[Component data from apps and pages]
_ _ _ _ _
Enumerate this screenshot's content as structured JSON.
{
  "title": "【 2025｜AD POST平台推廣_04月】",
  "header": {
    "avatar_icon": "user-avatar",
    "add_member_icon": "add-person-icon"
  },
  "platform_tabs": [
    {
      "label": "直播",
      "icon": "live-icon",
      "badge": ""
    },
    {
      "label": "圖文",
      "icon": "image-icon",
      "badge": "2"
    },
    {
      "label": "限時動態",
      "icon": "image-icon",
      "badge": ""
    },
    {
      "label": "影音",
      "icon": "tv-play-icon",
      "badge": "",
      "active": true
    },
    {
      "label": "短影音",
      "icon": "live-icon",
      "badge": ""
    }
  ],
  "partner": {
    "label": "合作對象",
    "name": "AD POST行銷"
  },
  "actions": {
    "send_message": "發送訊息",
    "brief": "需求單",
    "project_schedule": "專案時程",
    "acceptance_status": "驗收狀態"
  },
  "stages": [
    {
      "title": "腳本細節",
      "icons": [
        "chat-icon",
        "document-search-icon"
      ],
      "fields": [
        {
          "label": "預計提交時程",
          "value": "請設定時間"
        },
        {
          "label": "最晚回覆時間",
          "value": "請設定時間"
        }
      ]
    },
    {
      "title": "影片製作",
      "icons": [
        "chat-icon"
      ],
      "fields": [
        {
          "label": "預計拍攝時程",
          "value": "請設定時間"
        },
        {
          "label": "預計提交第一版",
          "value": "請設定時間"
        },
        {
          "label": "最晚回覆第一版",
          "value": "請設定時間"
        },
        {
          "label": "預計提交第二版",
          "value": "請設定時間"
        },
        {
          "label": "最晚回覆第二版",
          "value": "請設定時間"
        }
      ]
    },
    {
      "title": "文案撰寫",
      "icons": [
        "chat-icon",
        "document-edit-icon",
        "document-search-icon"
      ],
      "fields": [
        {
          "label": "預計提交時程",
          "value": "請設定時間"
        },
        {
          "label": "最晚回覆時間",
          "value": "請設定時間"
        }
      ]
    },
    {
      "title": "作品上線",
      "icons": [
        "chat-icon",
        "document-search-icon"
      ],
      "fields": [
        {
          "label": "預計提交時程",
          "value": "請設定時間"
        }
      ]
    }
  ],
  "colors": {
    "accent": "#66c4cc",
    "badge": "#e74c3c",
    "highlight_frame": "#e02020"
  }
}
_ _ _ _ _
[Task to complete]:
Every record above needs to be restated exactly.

[Exercise solution]:
Enumerate this screenshot's content as structured JSON.
{
  "title": "【 2025｜AD POST平台推廣_04月】",
  "header": {
    "avatar_icon": "user-avatar",
    "add_member_icon": "add-person-icon"
  },
  "platform_tabs": [
    {
      "label": "直播",
      "icon": "live-icon",
      "badge": ""
    },
    {
      "label": "圖文",
      "icon": "image-icon",
      "badge": "2"
    },
    {
      "label": "限時動態",
      "icon": "image-icon",
      "badge": ""
    },
    {
      "label": "影音",
      "icon": "tv-play-icon",
      "badge": "",
      "active": true
    },
    {
      "label": "短影音",
      "icon": "live-icon",
      "badge": ""
    }
  ],
  "partner": {
    "label": "合作對象",
    "name": "AD POST行銷"
  },
  "actions": {
    "send_message": "發送訊息",
    "brief": "需求單",
    "project_schedule": "專案時程",
    "acceptance_status": "驗收狀態"
  },
  "stages": [
    {
      "title": "腳本細節",
      "icons": [
        "chat-icon",
        "document-search-icon"
      ],
      "fields": [
        {
          "label": "預計提交時程",
          "value": "請設定時間"
        },
        {
          "label": "最晚回覆時間",
          "value": "請設定時間"
        }
      ]
    },
    {
      "title": "影片製作",
      "icons": [
        "chat-icon"
      ],
      "fields": [
        {
          "label": "預計拍攝時程",
          "value": "請設定時間"
        },
        {
          "label": "預計提交第一版",
          "value": "請設定時間"
        },
        {
          "label": "最晚回覆第一版",
          "value": "請設定時間"
        },
        {
          "label": "預計提交第二版",
          "value": "請設定時間"
        },
        {
          "label": "最晚回覆第二版",
          "value": "請設定時間"
        }
      ]
    },
    {
      "title": "文案撰寫",
      "icons": [
        "chat-icon",
        "document-edit-icon",
        "document-search-icon"
      ],
      "fields": [
        {
          "label": "預計提交時程",
          "value": "請設定時間"
        },
        {
          "label": "最晚回覆時間",
          "value": "請設定時間"
        }
      ]
    },
    {
      "title": "作品上線",
      "icons": [
        "chat-icon",
        "document-search-icon"
      ],
      "fields": [
        {
          "label": "預計提交時程",
          "value": "請設定時間"
        }
      ]
    }
  ],
  "colors": {
    "accent": "#66c4cc",
    "badge": "#e74c3c",
    "highlight_frame": "#e02020"
  }
}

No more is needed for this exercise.